WHAT IS DISABILITY CONFIDENT U.S.A?
WHY YOU SHOULD JOIN THIS PROGRAM?
According to the Institute on Disability, “If people with disabilities were a formally recognized minority group, at 19% of the population, they would be the largest minority group in the United States.” As a Disability Confident business to be able to harness this untapped talent pool of workers just makes great business sense allowing your organization to play a leading role in changing attitudes for the better by creating Disability Confident organizational learning positively affecting corporate culture, your networks, and your communities.
BUSINESS CASE HOW THIS PROGRAM ASSISTS EMPLOYERS
Companies can reach as many as 4 out of every 10 consumers with marketing programs aimed at people with disabilities and their family members increasing product reach.
Hiring and retaining people with disabilities positions business to qualify for federal contracts and requests for proposals (RFPs), qualify for tax credits and expand the employer’s customer base.
Individuals with disabilities represent a market for goods and services with $220 Billion in discretionary income and $1 Trillion in aggregate income. And as the global market grows these numbers will also grow as more individuals with disabilities enter the workforce, their purchasing power will increase.
When recruitment and hiring practices are inclusive and built upon a universal design.
Increased ability to find and retain talent
Reduced recruitment costs
This business practice instills confidence in your staff ensuring them that your company is dedicated to maximizing human potential while sending a strong signal to your community and clients that your organization is a leader in the local business community.
Tax Benefits For Businesses Who Have Employees With Disabilities
Businesses accommodating people with disabilities may qualify for some of the following tax credits and deductions. More detailed information may be found in the IRS publications referenced.
Disabled Access Credit
The Disabled Access Credit provides a non-refundable credit for small businesses that incur expenditures for the purpose of providing access to persons with disabilities. An eligible small business is one that earned $1 million or less or had no more than 30 full time employees in the previous year; they may take the credit each and every year they incur access expenditures. Refer to Form 8826, Disabled Access Credit (PDF), for information about eligible expenditures.
Barrier Removal Tax Deduction

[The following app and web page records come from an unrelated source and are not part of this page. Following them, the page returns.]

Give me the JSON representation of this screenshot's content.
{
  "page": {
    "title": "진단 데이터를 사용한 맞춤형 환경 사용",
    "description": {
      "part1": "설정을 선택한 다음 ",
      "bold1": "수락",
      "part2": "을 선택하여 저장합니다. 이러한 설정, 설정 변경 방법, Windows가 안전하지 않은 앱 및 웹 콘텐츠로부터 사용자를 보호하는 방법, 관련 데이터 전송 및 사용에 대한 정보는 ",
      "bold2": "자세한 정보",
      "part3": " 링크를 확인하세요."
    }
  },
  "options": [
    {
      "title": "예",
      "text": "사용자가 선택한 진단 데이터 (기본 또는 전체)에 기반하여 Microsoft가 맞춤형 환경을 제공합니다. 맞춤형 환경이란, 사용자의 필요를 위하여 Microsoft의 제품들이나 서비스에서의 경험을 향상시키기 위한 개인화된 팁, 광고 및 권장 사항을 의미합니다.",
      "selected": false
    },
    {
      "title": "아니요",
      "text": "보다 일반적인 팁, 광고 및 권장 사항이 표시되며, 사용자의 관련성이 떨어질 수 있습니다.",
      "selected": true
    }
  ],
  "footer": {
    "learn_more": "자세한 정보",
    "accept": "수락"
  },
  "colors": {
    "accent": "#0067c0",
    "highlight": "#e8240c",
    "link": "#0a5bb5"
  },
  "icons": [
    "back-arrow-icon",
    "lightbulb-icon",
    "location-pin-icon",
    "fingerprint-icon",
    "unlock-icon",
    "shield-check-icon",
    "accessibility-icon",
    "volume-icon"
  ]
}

The Architectural Barrier Removal Tax Deduction encourages businesses of any size to remove architectural and transportation barriers to the mobility of persons with disabilities and the elderly. Businesses may claim a deduction of up to $15,000 a year for qualified expenses for items that normally must be capitalized. Businesses claim the deduction by listing it as a separate expense on their income tax return. Also, businesses may use the Disabled Tax Credit and the architectural/transportation tax deduction together in the same tax year.
Work Opportunity Tax Credit
The credit provides employers incentives to hire qualified individuals from these target groups. The maximum tax credit ranges from $1,200 to $9,600, depending on the employee hired and the length of employment. The credit is available to employers for hiring individuals from certain target groups who have consistently faced significant barriers to employment. This includes people with disabilities and veterans.
For more information on claiming this credit, go to the Work Opportunity Tax Credit page and the changes to the credit from the Protecting Americans from Tax Hikes Act of 2015 (PATH Act). Get the latest information about Form 5884, Work Opportunity Credit, and its instructions, and Form 8850, Pre-Screening Notice and Certification Request for the Work Opportunity Cred.